Thursday, January 14, 2010

Raven Raindrops

This morning, I was feeling extra cabin-feverish, but didn't have the time to go on a full on hike before heading off to work.  Instead of shrugging my shoulders and pushing the urge out of my mind, I decided that rather than starting the car and heading back inside until it warmed up, I would take a short walk down the road in front of my cabin.

I headed toward Pike's Peak, crunching through the snow.  Enormous black ravens circled over my head ominously.  They squawked, "CAAW! CAAW!" an ugly sound, I thought, from an ugly bird.  So much for my peaceful three-minute hike.  I reached a patch of sunlight and stood facing it, absorbing the warmth.  "CAAW!  CAAW!"  I tried to block the sounds out of my mind.  But then, I heard another sound.  It was familiar, yet not quite something I'd heard before.  It came from above me, like a raindrop, the dripping sound of water into a small pool, but amplified.  I scanned the trees.  It was the raven.

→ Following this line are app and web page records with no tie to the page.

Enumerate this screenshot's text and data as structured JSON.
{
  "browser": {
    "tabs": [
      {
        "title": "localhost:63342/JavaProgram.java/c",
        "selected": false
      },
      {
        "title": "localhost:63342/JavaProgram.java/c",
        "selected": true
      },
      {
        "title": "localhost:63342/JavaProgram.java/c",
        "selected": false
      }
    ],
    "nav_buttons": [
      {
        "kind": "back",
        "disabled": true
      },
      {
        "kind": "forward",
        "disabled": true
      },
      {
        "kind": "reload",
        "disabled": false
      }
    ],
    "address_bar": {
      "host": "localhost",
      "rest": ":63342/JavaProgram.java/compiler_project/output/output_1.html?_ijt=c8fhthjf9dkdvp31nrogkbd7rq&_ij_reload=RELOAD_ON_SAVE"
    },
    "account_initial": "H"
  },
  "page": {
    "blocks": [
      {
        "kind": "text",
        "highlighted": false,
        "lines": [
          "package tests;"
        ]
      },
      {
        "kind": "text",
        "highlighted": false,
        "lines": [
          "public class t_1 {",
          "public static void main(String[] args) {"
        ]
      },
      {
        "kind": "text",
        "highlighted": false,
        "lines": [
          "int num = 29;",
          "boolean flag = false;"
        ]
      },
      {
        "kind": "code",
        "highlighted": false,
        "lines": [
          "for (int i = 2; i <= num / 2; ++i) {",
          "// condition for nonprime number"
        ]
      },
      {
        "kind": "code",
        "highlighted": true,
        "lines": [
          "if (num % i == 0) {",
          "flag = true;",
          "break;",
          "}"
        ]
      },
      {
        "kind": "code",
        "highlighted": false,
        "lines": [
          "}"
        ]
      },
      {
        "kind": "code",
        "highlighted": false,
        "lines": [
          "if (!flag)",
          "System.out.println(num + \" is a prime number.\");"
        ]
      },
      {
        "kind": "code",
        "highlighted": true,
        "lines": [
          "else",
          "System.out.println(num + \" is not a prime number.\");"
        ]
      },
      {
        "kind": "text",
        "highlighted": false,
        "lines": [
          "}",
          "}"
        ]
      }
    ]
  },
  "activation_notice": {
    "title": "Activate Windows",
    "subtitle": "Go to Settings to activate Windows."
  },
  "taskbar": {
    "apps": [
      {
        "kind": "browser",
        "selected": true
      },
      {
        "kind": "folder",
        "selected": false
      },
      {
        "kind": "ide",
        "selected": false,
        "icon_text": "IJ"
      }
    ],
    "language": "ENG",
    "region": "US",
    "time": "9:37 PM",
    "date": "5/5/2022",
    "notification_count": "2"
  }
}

Amazed, I listened.  There it was again.  "Ker-PLOP!"  It was incredible. 

I have since searched the National Geographic and Audubon Society websites and the only scientific proof I can find regarding the capability for a Raven to produce this sound is that ravens can vocalize "a sharp, metallic tock."  Ravens, I learned, are able to learn sounds--even the human voice.  I suspect that this particular vocalist must have had an affinity for the sound of raindrops.

My point is that a short, three minute hike truly fed me.  I was inspired by this species of bird I'd so erroneously dismissed before.  I was in a better mood on my drive to work.  And it only took three minutes.

It's something that any of us could do, really, with the kids before loading them into the car or on our own down the street in front of the house (there's plenty of nature to be found in a subdivision, too!).  Too often we get into the mentality of all-or-nothing: if we were to commit to hiking once a week, it'd have to be a substantial distance to a substantial vista in order to be worth the trouble.  Not true.  Creating a small habit that only last for three minutes, one morning per week is absolutely better than not doing it at all.  The secret is approaching it with an attitude of openness, of wonder.  This attitude is something we can practice every day, in any climate, even in the mundane moments of driving the kids to school or walking outside instead of sitting in the break room for lunch.

So I would pose a challenge to all of us: Take three minutes out of one weekday to engage with the outdoors in some small way.  Give it the opportunity to become a habit.  Who knows what wonders you'll find singing just outside your window!


  1. What an insightful little exercise. You seem to bring a wealth of enlightenment to some of the most mundane things.

  2. Loved the challenge of an activity that takes so little time but created a desire to learn more about the creatures of nature!

  3. Thanks for the comments! It truly makes a difference, just taking a sliver of the day to cultivate awareness.

    Another simple exercise that helps engage the kids when we're cruising along in the car: "Whoa, check out that hawk!" or "Look at the clouds today," or "How many trees/rocks/birds/deer can we count?" Tiny observations such as these don't take much energy or time and encourage connection and awareness, even on the drive to school.